**What you will do**
In your copy of the records, include every word exactly and no pictures.

**Data records**
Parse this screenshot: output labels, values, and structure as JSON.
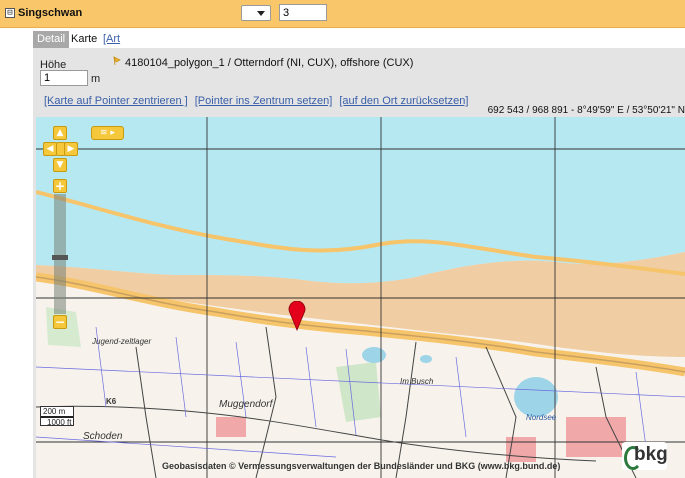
{
  "header": {
    "title": "Singschwan",
    "collapse_symbol": "⊟",
    "count_value": "3"
  },
  "tabs": [
    {
      "label": "Detail"
    },
    {
      "label": "Karte"
    },
    {
      "label": "[Art duplizieren]"
    }
  ],
  "form": {
    "hoehe_label": "Höhe",
    "hoehe_value": "1",
    "hoehe_unit": "m"
  },
  "location": {
    "icon": "pin-flag-icon",
    "text": "4180104_polygon_1 / Otterndorf (NI, CUX), offshore (CUX)"
  },
  "actions": [
    {
      "label": "[Karte auf Pointer zentrieren ]"
    },
    {
      "label": "[Pointer ins Zentrum setzen]"
    },
    {
      "label": "[auf den Ort zurücksetzen]"
    }
  ],
  "coords": "692 543 / 968 891 - 8°49'59\" E / 53°50'21\" N",
  "map": {
    "scale_top": "200 m",
    "scale_bottom": "1000 ft",
    "attribution": "Geobasisdaten © Vermessungsverwaltungen der Bundesländer und BKG (www.bkg.bund.de)",
    "logo_text": "bkg",
    "labels": {
      "jugend": "Jugend-zeltlager",
      "muggendorf": "Muggendorf",
      "schoden": "Schoden",
      "imbusch": "Im Busch",
      "nordsee": "Nordsee",
      "k6": "K6"
    },
    "colors": {
      "water": "#b6e8f2",
      "sand": "#f0cda2",
      "dike": "#f6c46a",
      "marker": "#e3001b"
    }
  }
}
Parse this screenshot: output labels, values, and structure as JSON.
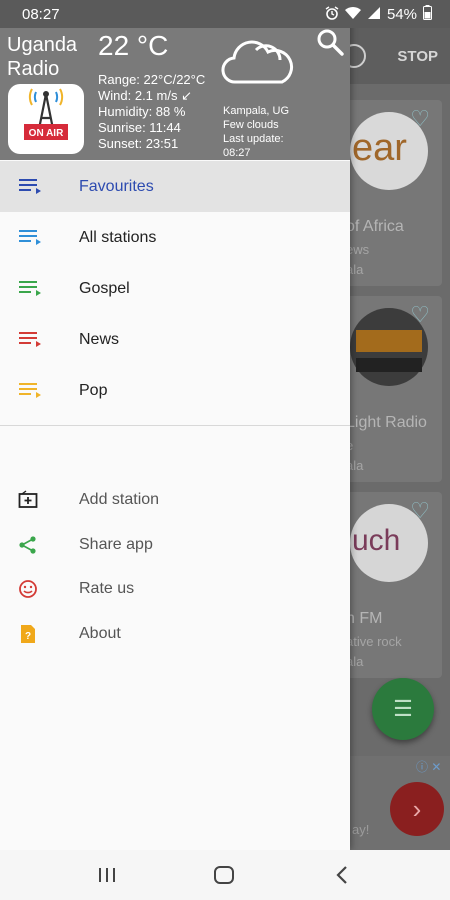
{
  "status_bar": {
    "time": "08:27",
    "battery": "54%",
    "icons": [
      "alarm-icon",
      "wifi-icon",
      "signal-icon",
      "battery-icon"
    ]
  },
  "header": {
    "app_name": "Uganda Radio",
    "logo_text": "ON AIR",
    "temperature": "22 °C",
    "range": "Range: 22°C/22°C",
    "wind": "Wind: 2.1 m/s ↙",
    "humidity": "Humidity: 88 %",
    "sunrise": "Sunrise: 11:44",
    "sunset": "Sunset: 23:51",
    "location": "Kampala, UG",
    "condition": "Few clouds",
    "last_update_label": "Last update:",
    "last_update_time": "08:27",
    "weather_icon": "cloud-icon",
    "search_icon": "search-icon"
  },
  "menu": {
    "categories": [
      {
        "label": "Favourites",
        "color": "#2d4bb0",
        "selected": true
      },
      {
        "label": "All stations",
        "color": "#2f8fd8",
        "selected": false
      },
      {
        "label": "Gospel",
        "color": "#3aa64b",
        "selected": false
      },
      {
        "label": "News",
        "color": "#d33b36",
        "selected": false
      },
      {
        "label": "Pop",
        "color": "#f0b429",
        "selected": false
      }
    ],
    "actions": [
      {
        "label": "Add station",
        "icon": "add-station-icon",
        "color": "#222222"
      },
      {
        "label": "Share app",
        "icon": "share-icon",
        "color": "#3aa64b"
      },
      {
        "label": "Rate us",
        "icon": "smiley-icon",
        "color": "#d33b36"
      },
      {
        "label": "About",
        "icon": "about-icon",
        "color": "#f0a81a"
      }
    ]
  },
  "background": {
    "stop_label": "STOP",
    "stations": [
      {
        "name": "of Africa",
        "sub": "ews",
        "loc": "ala"
      },
      {
        "name": "Light Radio",
        "sub": "e",
        "loc": "ala"
      },
      {
        "name": "h FM",
        "sub": "ative rock",
        "loc": "ala"
      }
    ],
    "ad_text": "ay!"
  },
  "nav_bar": {
    "icons": [
      "recent-apps-icon",
      "home-icon",
      "back-icon"
    ]
  }
}
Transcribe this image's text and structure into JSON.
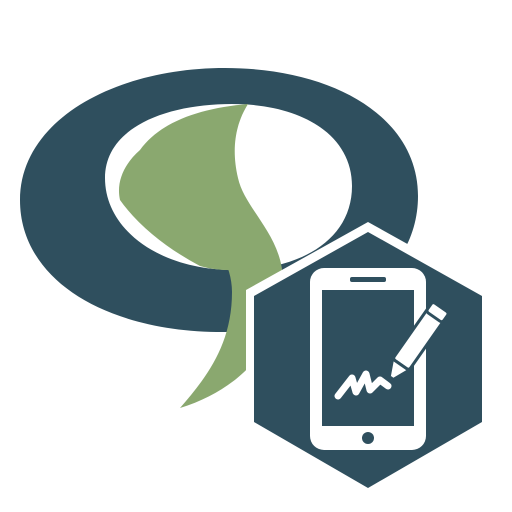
{
  "app_icon": {
    "kind": "app-icon",
    "colors": {
      "background": "#ffffff",
      "ring": "#2f4f5e",
      "swoosh": "#8aa86f",
      "badge": "#2f4f5e",
      "badge_border": "#ffffff",
      "device": "#ffffff",
      "screen": "#2f4f5e",
      "pen": "#ffffff"
    },
    "icons": {
      "logo": "speech-bubble-logo-icon",
      "badge": "hexagon-badge-icon",
      "device": "tablet-icon",
      "pen": "pen-signature-icon"
    }
  }
}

**Solution to this problem**
Parse this screenshot: output labels, values, and structure as JSON.
{
  "header": {
    "title": "Singschwan",
    "collapse_symbol": "⊟",
    "count_value": "3"
  },
  "tabs": [
    {
      "label": "Detail"
    },
    {
      "label": "Karte"
    },
    {
      "label": "[Art duplizieren]"
    }
  ],
  "form": {
    "hoehe_label": "Höhe",
    "hoehe_value": "1",
    "hoehe_unit": "m"
  },
  "location": {
    "icon": "pin-flag-icon",
    "text": "4180104_polygon_1 / Otterndorf (NI, CUX), offshore (CUX)"
  },
  "actions": [
    {
      "label": "[Karte auf Pointer zentrieren ]"
    },
    {
      "label": "[Pointer ins Zentrum setzen]"
    },
    {
      "label": "[auf den Ort zurücksetzen]"
    }
  ],
  "coords": "692 543 / 968 891 - 8°49'59\" E / 53°50'21\" N",
  "map": {
    "scale_top": "200 m",
    "scale_bottom": "1000 ft",
    "attribution": "Geobasisdaten © Vermessungsverwaltungen der Bundesländer und BKG (www.bkg.bund.de)",
    "logo_text": "bkg",
    "labels": {
      "jugend": "Jugend-zeltlager",
      "muggendorf": "Muggendorf",
      "schoden": "Schoden",
      "imbusch": "Im Busch",
      "nordsee": "Nordsee",
      "k6": "K6"
    },
    "colors": {
      "water": "#b6e8f2",
      "sand": "#f0cda2",
      "dike": "#f6c46a",
      "marker": "#e3001b"
    }
  }
}
Parse this screenshot: output labels, values, and structure as JSON.
{
  "status_bar": {
    "time": "08:27",
    "battery": "54%",
    "icons": [
      "alarm-icon",
      "wifi-icon",
      "signal-icon",
      "battery-icon"
    ]
  },
  "header": {
    "app_name": "Uganda Radio",
    "logo_text": "ON AIR",
    "temperature": "22 °C",
    "range": "Range: 22°C/22°C",
    "wind": "Wind: 2.1 m/s ↙",
    "humidity": "Humidity: 88 %",
    "sunrise": "Sunrise: 11:44",
    "sunset": "Sunset: 23:51",
    "location": "Kampala, UG",
    "condition": "Few clouds",
    "last_update_label": "Last update:",
    "last_update_time": "08:27",
    "weather_icon": "cloud-icon",
    "search_icon": "search-icon"
  },
  "menu": {
    "categories": [
      {
        "label": "Favourites",
        "color": "#2d4bb0",
        "selected": true
      },
      {
        "label": "All stations",
        "color": "#2f8fd8",
        "selected": false
      },
      {
        "label": "Gospel",
        "color": "#3aa64b",
        "selected": false
      },
      {
        "label": "News",
        "color": "#d33b36",
        "selected": false
      },
      {
        "label": "Pop",
        "color": "#f0b429",
        "selected": false
      }
    ],
    "actions": [
      {
        "label": "Add station",
        "icon": "add-station-icon",
        "color": "#222222"
      },
      {
        "label": "Share app",
        "icon": "share-icon",
        "color": "#3aa64b"
      },
      {
        "label": "Rate us",
        "icon": "smiley-icon",
        "color": "#d33b36"
      },
      {
        "label": "About",
        "icon": "about-icon",
        "color": "#f0a81a"
      }
    ]
  },
  "background": {
    "stop_label": "STOP",
    "stations": [
      {
        "name": "of Africa",
        "sub": "ews",
        "loc": "ala"
      },
      {
        "name": "Light Radio",
        "sub": "e",
        "loc": "ala"
      },
      {
        "name": "h FM",
        "sub": "ative rock",
        "loc": "ala"
      }
    ],
    "ad_text": "ay!"
  },
  "nav_bar": {
    "icons": [
      "recent-apps-icon",
      "home-icon",
      "back-icon"
    ]
  }
}
Transcribe this image's text and structure into JSON.
{
  "app_icon": {
    "kind": "app-icon",
    "colors": {
      "background": "#ffffff",
      "ring": "#2f4f5e",
      "swoosh": "#8aa86f",
      "badge": "#2f4f5e",
      "badge_border": "#ffffff",
      "device": "#ffffff",
      "screen": "#2f4f5e",
      "pen": "#ffffff"
    },
    "icons": {
      "logo": "speech-bubble-logo-icon",
      "badge": "hexagon-badge-icon",
      "device": "tablet-icon",
      "pen": "pen-signature-icon"
    }
  }
}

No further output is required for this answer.